#### [TASK TO COMPLETE]
When the word "kind" appears in a line of the data below, list that line.

══════════════════════════════

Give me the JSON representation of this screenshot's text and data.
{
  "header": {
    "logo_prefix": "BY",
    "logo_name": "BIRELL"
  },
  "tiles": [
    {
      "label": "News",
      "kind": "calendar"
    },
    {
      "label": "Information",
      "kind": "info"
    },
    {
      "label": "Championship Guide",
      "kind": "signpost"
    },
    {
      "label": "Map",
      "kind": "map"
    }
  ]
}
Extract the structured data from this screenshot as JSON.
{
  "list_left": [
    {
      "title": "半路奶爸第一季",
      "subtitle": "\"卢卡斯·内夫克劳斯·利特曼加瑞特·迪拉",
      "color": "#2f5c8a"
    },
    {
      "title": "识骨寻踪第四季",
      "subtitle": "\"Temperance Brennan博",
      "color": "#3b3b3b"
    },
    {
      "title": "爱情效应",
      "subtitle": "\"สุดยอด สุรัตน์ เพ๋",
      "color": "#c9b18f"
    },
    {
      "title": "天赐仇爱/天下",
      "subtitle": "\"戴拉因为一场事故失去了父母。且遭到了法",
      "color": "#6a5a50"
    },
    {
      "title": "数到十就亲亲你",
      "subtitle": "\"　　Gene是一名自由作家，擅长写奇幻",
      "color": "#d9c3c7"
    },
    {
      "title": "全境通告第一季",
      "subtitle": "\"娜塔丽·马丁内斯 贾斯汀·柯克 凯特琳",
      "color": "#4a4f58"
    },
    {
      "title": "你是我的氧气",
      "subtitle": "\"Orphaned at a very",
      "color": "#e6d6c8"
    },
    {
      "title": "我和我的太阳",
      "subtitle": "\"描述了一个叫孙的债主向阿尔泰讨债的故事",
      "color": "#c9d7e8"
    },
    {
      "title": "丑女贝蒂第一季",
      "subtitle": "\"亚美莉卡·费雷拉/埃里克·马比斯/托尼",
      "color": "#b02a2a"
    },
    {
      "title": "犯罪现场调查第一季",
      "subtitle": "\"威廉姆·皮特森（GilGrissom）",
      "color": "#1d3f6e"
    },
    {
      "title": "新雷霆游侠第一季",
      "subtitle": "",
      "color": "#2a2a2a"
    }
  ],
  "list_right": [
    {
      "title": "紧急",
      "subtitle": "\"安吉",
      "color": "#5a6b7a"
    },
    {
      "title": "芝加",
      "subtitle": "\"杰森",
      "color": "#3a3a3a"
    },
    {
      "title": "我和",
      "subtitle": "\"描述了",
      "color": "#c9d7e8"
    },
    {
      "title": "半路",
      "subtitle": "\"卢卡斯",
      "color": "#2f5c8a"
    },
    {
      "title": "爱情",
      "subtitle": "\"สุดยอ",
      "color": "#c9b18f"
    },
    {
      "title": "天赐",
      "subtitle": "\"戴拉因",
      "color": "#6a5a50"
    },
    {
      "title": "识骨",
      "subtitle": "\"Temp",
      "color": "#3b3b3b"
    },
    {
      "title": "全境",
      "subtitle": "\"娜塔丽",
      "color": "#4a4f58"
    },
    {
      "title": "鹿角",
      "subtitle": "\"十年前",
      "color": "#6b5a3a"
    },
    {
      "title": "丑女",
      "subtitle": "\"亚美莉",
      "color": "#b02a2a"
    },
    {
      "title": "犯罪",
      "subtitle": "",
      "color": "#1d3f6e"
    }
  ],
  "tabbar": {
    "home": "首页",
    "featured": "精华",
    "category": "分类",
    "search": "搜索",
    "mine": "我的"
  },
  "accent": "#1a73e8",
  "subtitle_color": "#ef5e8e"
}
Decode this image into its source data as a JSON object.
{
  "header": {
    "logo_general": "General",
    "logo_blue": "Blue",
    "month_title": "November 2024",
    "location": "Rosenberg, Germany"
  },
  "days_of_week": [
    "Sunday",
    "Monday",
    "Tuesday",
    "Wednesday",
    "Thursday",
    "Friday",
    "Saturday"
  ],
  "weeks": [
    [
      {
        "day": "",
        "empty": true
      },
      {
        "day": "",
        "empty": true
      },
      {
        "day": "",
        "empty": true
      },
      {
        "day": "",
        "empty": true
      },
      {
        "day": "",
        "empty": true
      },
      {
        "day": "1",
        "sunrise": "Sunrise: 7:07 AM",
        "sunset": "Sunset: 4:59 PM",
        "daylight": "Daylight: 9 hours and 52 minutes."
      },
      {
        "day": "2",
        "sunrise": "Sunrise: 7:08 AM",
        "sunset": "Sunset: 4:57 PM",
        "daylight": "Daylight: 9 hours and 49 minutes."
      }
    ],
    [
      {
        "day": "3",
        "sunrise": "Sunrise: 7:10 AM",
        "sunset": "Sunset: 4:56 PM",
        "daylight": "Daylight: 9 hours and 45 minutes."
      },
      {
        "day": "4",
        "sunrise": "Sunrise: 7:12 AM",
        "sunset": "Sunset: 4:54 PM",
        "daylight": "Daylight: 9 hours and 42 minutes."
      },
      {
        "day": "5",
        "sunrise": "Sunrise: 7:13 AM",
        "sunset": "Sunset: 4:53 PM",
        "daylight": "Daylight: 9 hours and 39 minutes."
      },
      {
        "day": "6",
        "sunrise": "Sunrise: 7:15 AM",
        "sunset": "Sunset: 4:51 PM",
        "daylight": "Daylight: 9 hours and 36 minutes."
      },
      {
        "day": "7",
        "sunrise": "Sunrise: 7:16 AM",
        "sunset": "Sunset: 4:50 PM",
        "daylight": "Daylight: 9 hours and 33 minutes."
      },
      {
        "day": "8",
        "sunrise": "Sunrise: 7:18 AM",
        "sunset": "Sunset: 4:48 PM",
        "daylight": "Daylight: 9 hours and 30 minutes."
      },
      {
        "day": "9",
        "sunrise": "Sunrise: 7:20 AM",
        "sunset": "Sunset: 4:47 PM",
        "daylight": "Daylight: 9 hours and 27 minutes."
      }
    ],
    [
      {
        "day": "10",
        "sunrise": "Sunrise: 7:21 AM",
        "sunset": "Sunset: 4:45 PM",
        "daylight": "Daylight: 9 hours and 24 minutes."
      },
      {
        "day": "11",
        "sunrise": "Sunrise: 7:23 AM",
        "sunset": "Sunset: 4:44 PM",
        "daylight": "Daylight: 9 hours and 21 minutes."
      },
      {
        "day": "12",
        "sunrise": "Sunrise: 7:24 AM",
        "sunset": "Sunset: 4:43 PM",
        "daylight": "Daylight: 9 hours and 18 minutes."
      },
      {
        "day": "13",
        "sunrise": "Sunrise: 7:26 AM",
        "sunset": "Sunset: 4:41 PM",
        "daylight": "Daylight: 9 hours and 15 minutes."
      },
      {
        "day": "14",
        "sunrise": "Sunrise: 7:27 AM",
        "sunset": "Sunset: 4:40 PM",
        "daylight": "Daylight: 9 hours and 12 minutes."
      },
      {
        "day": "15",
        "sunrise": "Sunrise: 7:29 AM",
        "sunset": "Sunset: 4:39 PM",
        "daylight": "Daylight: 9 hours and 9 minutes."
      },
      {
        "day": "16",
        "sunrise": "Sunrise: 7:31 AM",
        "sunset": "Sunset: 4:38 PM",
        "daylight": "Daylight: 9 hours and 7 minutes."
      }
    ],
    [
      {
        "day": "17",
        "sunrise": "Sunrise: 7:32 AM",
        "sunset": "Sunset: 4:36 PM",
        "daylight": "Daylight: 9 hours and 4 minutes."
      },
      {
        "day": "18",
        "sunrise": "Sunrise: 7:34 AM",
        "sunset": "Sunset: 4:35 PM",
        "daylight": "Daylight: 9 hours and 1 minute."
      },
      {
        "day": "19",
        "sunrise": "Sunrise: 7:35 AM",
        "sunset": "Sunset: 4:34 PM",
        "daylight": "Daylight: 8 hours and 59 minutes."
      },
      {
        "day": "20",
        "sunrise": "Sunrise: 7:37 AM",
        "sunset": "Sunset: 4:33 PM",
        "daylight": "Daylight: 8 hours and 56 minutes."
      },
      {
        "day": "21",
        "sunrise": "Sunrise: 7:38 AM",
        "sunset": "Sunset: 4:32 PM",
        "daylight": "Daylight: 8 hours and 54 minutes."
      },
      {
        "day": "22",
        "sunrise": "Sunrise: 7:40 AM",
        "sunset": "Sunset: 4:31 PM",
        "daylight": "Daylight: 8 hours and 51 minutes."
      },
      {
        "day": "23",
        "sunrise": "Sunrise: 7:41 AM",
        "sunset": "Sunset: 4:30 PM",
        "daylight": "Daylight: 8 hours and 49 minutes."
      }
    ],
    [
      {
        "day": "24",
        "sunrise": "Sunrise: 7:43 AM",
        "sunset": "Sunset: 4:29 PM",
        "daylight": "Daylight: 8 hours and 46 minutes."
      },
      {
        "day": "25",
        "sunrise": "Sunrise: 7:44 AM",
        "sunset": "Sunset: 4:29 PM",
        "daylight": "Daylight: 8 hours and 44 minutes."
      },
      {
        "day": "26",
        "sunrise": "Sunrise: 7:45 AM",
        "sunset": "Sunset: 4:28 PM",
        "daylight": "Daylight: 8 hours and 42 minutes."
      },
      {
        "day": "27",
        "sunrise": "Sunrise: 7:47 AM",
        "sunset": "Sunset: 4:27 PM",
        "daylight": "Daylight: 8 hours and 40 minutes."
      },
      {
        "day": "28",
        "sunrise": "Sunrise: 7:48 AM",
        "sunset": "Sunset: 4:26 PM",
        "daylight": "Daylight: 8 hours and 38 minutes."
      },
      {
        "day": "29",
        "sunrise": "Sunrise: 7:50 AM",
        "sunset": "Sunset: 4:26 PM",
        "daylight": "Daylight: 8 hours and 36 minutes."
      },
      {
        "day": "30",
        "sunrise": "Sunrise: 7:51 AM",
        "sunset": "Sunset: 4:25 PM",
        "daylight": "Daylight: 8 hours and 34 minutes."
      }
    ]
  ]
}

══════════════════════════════

#### [RESPONSE TO THE EXERCISE]
      "kind": "calendar"
      "kind": "info"
      "kind": "signpost"
      "kind": "map"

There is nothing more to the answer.